*EXERCISE REQUIREMENTS*. Count how many lines below include the string "title". Only that number should appear in the reply.

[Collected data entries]

= Beginning of Section =

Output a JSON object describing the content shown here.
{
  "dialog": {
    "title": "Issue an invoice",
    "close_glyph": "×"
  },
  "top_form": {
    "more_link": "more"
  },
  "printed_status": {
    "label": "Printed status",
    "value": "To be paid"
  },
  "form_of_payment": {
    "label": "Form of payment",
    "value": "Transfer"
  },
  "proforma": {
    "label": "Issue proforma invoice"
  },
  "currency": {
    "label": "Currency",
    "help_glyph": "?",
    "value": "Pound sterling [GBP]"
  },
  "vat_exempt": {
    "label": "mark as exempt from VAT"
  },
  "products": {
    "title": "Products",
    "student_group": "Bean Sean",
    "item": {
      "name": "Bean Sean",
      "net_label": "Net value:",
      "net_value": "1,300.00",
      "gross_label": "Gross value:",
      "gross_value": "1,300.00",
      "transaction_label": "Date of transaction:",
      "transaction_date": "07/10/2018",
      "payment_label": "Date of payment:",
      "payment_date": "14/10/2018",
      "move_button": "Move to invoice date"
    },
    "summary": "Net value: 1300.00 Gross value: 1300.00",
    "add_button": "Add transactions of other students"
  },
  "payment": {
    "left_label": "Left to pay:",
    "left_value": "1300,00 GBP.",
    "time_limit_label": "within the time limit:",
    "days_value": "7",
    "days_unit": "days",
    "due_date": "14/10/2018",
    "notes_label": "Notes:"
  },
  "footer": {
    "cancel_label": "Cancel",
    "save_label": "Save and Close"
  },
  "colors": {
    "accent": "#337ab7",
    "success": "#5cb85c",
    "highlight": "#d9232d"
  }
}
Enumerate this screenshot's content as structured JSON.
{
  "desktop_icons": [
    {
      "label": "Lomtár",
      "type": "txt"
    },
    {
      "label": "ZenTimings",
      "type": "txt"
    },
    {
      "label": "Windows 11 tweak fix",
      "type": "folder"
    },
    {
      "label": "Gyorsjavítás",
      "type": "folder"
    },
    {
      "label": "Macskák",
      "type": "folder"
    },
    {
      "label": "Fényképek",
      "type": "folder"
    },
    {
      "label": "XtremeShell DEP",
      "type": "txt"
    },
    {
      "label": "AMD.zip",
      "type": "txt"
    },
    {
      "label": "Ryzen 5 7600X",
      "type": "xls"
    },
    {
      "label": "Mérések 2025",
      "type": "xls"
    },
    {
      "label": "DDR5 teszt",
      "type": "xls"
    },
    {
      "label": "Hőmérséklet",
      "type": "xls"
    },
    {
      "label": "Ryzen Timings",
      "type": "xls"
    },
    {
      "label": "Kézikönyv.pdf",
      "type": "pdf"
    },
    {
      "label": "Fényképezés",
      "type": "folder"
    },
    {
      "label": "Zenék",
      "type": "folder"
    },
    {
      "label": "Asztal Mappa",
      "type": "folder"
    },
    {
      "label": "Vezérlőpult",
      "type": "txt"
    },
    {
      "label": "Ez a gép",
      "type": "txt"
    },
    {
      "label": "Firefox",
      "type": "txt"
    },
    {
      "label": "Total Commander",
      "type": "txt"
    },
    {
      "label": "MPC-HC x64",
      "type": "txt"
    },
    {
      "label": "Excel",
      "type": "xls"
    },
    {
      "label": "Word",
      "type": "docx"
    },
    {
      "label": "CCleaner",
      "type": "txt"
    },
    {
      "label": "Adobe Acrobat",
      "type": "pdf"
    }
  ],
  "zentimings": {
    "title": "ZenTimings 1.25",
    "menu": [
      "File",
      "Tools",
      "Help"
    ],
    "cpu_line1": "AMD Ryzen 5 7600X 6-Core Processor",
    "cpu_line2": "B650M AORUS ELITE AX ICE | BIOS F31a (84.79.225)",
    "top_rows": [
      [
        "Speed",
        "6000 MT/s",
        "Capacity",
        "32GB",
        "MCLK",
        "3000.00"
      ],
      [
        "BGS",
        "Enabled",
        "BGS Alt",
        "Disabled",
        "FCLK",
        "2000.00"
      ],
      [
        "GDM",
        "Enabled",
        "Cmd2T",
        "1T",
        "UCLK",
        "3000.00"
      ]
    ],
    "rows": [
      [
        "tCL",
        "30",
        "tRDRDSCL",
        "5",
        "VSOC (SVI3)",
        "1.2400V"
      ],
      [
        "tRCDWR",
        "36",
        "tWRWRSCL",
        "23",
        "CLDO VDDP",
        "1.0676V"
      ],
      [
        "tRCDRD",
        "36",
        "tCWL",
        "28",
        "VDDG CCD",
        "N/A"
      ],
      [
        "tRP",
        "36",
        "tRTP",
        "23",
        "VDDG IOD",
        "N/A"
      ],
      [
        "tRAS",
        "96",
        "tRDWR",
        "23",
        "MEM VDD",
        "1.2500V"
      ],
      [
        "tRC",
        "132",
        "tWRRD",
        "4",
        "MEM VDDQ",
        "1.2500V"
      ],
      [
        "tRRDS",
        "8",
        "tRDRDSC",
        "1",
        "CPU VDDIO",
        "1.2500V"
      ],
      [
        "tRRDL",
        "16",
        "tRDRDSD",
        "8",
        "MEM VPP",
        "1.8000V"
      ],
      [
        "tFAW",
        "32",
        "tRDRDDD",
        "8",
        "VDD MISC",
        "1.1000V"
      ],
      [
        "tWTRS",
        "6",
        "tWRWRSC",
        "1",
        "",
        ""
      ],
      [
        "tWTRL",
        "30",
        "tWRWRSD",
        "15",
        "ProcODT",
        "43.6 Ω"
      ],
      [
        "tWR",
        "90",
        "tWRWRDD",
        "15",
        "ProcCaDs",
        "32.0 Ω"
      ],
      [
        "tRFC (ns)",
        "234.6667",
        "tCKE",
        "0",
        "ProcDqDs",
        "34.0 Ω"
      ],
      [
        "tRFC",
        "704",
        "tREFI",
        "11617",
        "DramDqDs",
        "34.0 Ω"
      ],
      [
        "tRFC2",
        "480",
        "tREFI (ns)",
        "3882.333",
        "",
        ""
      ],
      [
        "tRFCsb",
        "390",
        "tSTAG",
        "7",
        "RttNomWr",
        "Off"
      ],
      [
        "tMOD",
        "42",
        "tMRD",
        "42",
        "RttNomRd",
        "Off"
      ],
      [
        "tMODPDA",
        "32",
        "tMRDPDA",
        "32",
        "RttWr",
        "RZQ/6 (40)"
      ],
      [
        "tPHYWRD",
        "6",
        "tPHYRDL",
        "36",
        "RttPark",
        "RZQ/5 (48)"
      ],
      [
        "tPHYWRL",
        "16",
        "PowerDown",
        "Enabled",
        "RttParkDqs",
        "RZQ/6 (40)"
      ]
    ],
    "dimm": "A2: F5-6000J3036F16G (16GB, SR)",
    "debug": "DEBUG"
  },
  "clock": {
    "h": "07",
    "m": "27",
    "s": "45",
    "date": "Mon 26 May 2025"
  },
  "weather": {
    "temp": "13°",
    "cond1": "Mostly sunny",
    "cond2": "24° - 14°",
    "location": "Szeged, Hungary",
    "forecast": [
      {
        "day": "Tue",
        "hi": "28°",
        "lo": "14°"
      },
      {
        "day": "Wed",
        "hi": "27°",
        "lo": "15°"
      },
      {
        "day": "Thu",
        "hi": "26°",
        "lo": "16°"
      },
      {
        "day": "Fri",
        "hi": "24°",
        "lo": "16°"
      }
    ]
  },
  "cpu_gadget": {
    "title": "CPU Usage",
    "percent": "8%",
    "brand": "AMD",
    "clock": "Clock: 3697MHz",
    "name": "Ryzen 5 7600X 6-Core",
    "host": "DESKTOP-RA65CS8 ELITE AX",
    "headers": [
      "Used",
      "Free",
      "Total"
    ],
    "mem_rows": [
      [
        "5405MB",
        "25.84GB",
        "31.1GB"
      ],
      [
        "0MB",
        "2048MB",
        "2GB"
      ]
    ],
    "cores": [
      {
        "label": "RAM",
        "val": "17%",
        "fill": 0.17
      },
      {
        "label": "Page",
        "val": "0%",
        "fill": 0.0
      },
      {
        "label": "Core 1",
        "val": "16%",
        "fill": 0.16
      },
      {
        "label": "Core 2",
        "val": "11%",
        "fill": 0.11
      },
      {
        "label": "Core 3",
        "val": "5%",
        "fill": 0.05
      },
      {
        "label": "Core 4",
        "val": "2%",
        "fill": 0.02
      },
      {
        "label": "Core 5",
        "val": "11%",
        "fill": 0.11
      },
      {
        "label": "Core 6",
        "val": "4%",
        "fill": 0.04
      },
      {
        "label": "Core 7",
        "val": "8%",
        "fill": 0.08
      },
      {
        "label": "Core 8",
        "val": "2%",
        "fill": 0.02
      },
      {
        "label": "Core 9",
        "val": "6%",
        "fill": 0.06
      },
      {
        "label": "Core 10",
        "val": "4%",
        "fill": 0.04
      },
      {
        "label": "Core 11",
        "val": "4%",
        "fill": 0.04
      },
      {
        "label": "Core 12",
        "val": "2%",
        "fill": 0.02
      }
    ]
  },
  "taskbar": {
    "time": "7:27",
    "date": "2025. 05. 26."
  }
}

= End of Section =

*SOLUTION TO THE EXERCISE*. 4